* What this task involves
Tally the lines of the data that include the word "Trương" and state the total, nothing else.

* Records provided
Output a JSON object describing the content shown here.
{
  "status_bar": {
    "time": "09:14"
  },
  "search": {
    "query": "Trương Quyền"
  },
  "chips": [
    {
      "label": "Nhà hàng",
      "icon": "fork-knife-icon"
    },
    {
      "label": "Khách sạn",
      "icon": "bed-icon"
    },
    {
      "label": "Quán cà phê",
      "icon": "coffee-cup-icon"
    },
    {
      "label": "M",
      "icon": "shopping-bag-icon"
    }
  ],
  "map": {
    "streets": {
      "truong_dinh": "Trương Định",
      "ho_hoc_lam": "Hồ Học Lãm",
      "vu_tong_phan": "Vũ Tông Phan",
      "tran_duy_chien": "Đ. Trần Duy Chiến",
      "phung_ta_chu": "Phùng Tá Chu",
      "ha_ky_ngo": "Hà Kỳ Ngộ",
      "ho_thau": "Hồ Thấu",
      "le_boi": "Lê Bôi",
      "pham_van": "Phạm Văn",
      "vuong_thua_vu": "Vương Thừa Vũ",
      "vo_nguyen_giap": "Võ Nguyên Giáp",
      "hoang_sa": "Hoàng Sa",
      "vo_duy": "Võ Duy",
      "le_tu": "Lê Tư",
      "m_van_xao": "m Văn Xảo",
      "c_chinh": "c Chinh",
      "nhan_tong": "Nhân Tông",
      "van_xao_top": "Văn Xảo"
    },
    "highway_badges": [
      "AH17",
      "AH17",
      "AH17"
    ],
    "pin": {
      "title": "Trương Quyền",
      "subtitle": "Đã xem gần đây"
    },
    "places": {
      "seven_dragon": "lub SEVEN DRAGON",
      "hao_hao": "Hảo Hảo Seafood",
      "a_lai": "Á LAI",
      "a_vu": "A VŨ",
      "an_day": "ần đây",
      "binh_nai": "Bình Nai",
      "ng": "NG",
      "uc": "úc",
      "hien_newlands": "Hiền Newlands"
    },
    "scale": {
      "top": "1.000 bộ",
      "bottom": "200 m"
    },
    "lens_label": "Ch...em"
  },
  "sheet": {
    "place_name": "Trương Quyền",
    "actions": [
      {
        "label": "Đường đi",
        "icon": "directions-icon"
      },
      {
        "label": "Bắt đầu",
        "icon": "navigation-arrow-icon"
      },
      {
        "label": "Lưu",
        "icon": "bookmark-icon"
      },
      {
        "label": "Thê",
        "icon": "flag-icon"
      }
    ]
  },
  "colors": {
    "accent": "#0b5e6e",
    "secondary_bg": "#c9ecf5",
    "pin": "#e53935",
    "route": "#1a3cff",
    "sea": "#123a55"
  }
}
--
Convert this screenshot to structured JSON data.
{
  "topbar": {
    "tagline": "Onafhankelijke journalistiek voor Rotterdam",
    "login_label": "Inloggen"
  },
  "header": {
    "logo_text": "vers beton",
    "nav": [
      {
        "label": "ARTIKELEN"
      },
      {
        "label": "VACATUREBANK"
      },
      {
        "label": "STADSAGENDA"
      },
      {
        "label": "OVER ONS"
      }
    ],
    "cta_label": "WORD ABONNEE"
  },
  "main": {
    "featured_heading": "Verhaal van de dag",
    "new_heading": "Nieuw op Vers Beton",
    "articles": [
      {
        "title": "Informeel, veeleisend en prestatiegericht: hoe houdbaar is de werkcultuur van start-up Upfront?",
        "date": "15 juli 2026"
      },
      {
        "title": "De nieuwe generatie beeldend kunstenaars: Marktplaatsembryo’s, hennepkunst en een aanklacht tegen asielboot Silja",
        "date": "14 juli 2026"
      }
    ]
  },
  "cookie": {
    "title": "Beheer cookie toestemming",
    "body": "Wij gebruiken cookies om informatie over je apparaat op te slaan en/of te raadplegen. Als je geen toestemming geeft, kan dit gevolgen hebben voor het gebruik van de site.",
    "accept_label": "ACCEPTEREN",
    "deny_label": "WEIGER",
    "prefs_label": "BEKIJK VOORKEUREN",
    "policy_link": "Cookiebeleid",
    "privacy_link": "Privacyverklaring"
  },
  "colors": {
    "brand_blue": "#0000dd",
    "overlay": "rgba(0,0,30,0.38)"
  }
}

* Exercise result
4